“The Extremely Busy Woman’s Guide to Self-Care”
by Suzanne Falter
©2020, Brilliance Audio, $25.99
©2020, Sourcebooks, $15.99
You’ve always taken care of those you love.
You’ve ensured that everyone is safe and happily occupied. Elders have groceries, errands are done and you keep in touch with the people you miss. You’re taking good care of everyone around you — but as in the new book “The Extremely Busy Woman’s Guide to Self-Care” by Suzanne Falter, who’s taking care of you?
In the last three months, if you’ve learned one important thing, it’s this: when it comes to doing for others, you are not a bottomless well. You give and give and give, but lately, you find yourself running empty.
Something similar happened to Falter: after her daughter, Teal, died, she began to feel that nothing had meaning anymore and that the life she’d “cobbled together” wasn’t what she wanted. She’d left her husband and come out as a lesbian, but that was all she’d done for herself. She ran out of energy for everyone else and everything.
Desperate for something better, she quit working (which, she admits, isn’t an option for everybody). She started listening harder to herself and to others. She started asking herself what she wanted out of each new day she’d been given.
And from that sprang an awesome life.
If you’re depleted, she says, there are “essentials” you’ll need to heal, starting with plenty of sleep, exercise and avoidance of food, drink or substances that aren’t good for you. Be open to love, but make yourself a priority. Learn to lean on friends and family; in fact, find an “action buddy” to help you get through. Take real time off — not just a turn-off-the-phone-for-the-evening time, but real vacations away. Learn to meditate or, at the very least, to sit quietly with yourself. Look for fun now and then and use it to “feed your brain.” Finally, once you’ve found the “essentials” that seem to work best for you, learn to implement them into your daily life.
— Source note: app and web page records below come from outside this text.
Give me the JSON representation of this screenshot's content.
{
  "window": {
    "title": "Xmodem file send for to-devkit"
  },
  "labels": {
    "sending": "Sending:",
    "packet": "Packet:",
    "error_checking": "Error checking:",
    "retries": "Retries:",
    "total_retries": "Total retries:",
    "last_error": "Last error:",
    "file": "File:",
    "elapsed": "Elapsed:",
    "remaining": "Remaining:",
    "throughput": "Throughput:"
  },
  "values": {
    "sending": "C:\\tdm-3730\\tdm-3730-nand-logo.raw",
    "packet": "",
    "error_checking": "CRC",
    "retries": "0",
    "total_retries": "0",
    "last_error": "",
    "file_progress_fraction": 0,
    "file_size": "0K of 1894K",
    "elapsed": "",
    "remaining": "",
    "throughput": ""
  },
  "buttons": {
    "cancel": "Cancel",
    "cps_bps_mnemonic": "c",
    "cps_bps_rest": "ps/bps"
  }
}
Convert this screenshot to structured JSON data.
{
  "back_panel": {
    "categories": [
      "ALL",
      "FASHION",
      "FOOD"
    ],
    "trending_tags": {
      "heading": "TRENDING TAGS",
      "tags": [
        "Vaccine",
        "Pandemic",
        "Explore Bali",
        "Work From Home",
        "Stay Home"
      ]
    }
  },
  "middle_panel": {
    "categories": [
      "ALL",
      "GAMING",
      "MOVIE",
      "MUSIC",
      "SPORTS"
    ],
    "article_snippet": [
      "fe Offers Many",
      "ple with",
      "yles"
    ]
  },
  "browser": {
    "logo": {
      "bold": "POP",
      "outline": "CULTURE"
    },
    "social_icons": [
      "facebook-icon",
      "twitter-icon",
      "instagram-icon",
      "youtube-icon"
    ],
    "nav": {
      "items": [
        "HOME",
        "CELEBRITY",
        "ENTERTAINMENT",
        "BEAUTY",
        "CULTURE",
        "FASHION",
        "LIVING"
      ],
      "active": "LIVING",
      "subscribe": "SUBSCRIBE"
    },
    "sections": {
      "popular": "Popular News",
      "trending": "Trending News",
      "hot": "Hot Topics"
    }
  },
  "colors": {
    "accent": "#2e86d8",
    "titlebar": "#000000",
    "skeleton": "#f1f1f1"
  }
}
“Get help where needed,” Falter says, “for that may make all the difference.”
Page through “The Extremely Busy Woman’s Guide to Self-Care,” and you may notice that this book is very new-agey. Very new-agey, as in: “New-Agey” should be on the cover in four-foot-tall neon letters. You might also notice that if you’re an “extremely busy woman,” this book will make life even busier.
Filled with worksheets and demands to “breathe,” there’s a lot to do here to get this books’ full use. That doesn’t make it unhelpful: for anyone at the end of her corona-rope without a knot, it may be a complacency-squasher. Author Suzanne Falter writes with the voice of authority when discussing how she clawed her way back from the brink, using loss as a springboard for many of her best points — but beware: some of those points are from “Teal’s Journal,” making it more… new-agey.
Still, for the reader who desperately needs quick bites of help in a hand-holding, alternative, worksheet-loaded format, “The Extremely Busy Woman’s Guide to Self-Care” may be the ticket. If that’s advice you truly need, take it.